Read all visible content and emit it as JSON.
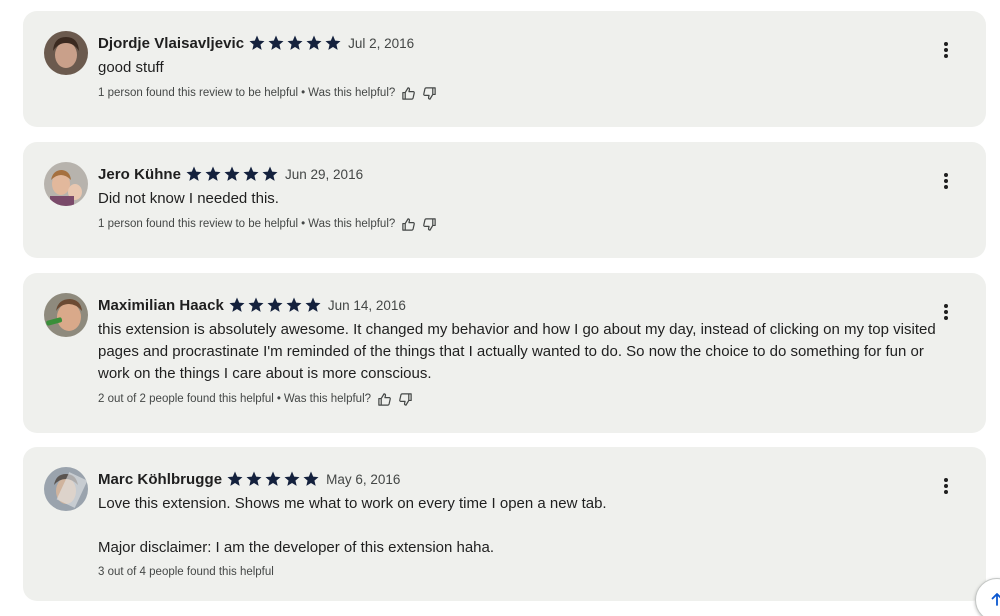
{
  "reviews": [
    {
      "author": "Djordje Vlaisavljevic",
      "rating": 5,
      "date": "Jul 2, 2016",
      "text": [
        "good stuff"
      ],
      "helpful_text": "1 person found this review to be helpful",
      "separator": "•",
      "was_helpful": "Was this helpful?",
      "avatar_colors": {
        "bg": "#6b5a4e",
        "face": "#c9a08a",
        "hair": "#3b2a20"
      }
    },
    {
      "author": "Jero Kühne",
      "rating": 5,
      "date": "Jun 29, 2016",
      "text": [
        "Did not know I needed this."
      ],
      "helpful_text": "1 person found this review to be helpful",
      "separator": "•",
      "was_helpful": "Was this helpful?",
      "avatar_colors": {
        "bg": "#b7b3ad",
        "face": "#e2b89c",
        "hair": "#a5703f"
      }
    },
    {
      "author": "Maximilian Haack",
      "rating": 5,
      "date": "Jun 14, 2016",
      "text": [
        "this extension is absolutely awesome. It changed my behavior and how I go about my day, instead of clicking on my top visited pages and procrastinate I'm reminded of the things that I actually wanted to do. So now the choice to do something for fun or work on the things I care about is more conscious."
      ],
      "helpful_text": "2 out of 2 people found this helpful",
      "separator": "•",
      "was_helpful": "Was this helpful?",
      "avatar_colors": {
        "bg": "#8e8a7d",
        "face": "#d9a98a",
        "hair": "#6b4a33"
      }
    },
    {
      "author": "Marc Köhlbrugge",
      "rating": 5,
      "date": "May 6, 2016",
      "text": [
        "Love this extension. Shows me what to work on every time I open a new tab.",
        "Major disclaimer: I am the developer of this extension haha."
      ],
      "helpful_text": "3 out of 4 people found this helpful",
      "separator": "",
      "was_helpful": "",
      "avatar_colors": {
        "bg": "#9aa3ad",
        "face": "#d0b49e",
        "hair": "#5a5450"
      }
    }
  ],
  "icons": {
    "star": "star-icon",
    "thumbs_up": "thumbs-up-icon",
    "thumbs_down": "thumbs-down-icon",
    "more": "more-vert-icon",
    "scroll_top": "arrow-up-icon"
  },
  "colors": {
    "card_bg": "#eff0ed",
    "star": "#14213d",
    "text": "#1f1f1f",
    "muted": "#444746"
  }
}
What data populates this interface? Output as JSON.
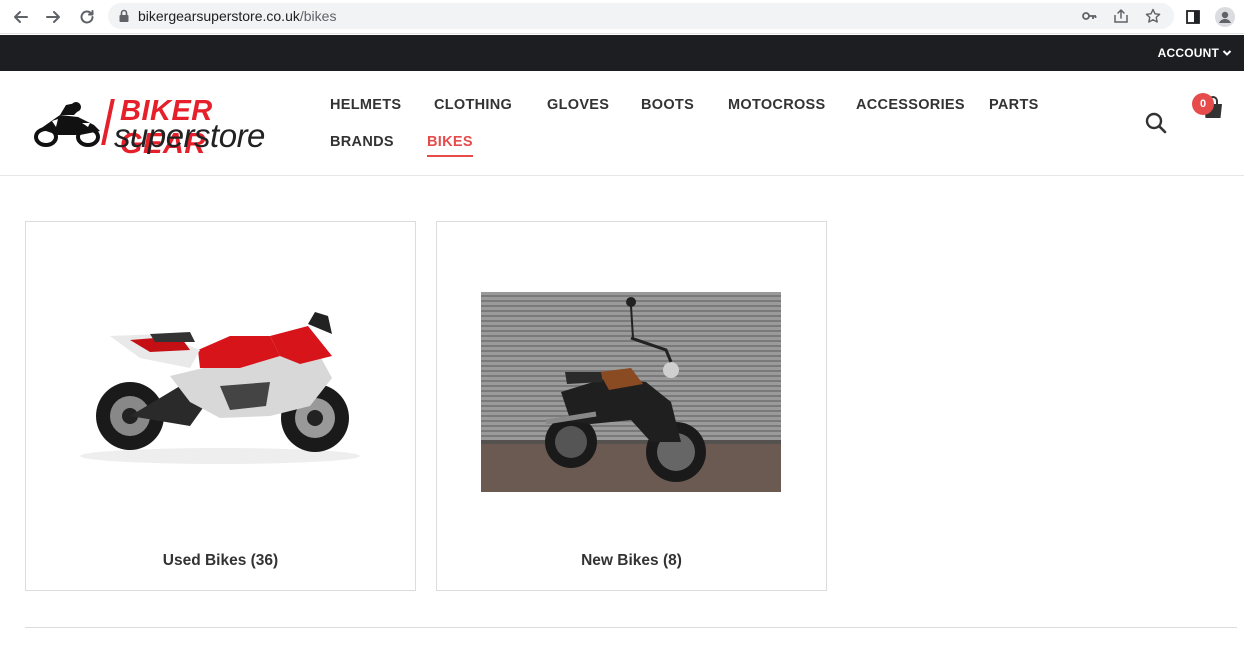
{
  "browser": {
    "url_host": "bikergearsuperstore.co.uk",
    "url_path": "/bikes"
  },
  "topbar": {
    "account_label": "ACCOUNT"
  },
  "logo": {
    "line1": "BIKER GEAR",
    "line2": "superstore"
  },
  "nav": {
    "items": [
      {
        "label": "HELMETS"
      },
      {
        "label": "CLOTHING"
      },
      {
        "label": "GLOVES"
      },
      {
        "label": "BOOTS"
      },
      {
        "label": "MOTOCROSS"
      },
      {
        "label": "ACCESSORIES"
      },
      {
        "label": "PARTS"
      },
      {
        "label": "BRANDS"
      },
      {
        "label": "BIKES"
      }
    ],
    "active": "BIKES"
  },
  "cart": {
    "count": "0"
  },
  "categories": [
    {
      "label": "Used Bikes (36)"
    },
    {
      "label": "New Bikes (8)"
    }
  ],
  "colors": {
    "accent": "#e74c4c",
    "topbar": "#1c1e21",
    "brand_red": "#e5202b"
  }
}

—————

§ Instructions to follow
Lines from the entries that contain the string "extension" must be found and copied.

§ Solved exercise
        "this extension is absolutely awesome. It changed my behavior and how I go about my day, instead of clicking on my top visited pages and procrastinate I'm reminded of the things that I actually wanted to do. So now the choice to do something for fun or work on the things I care about is more conscious."
        "Love this extension. Shows me what to work on every time I open a new tab.",
        "Major disclaimer: I am the developer of this extension haha."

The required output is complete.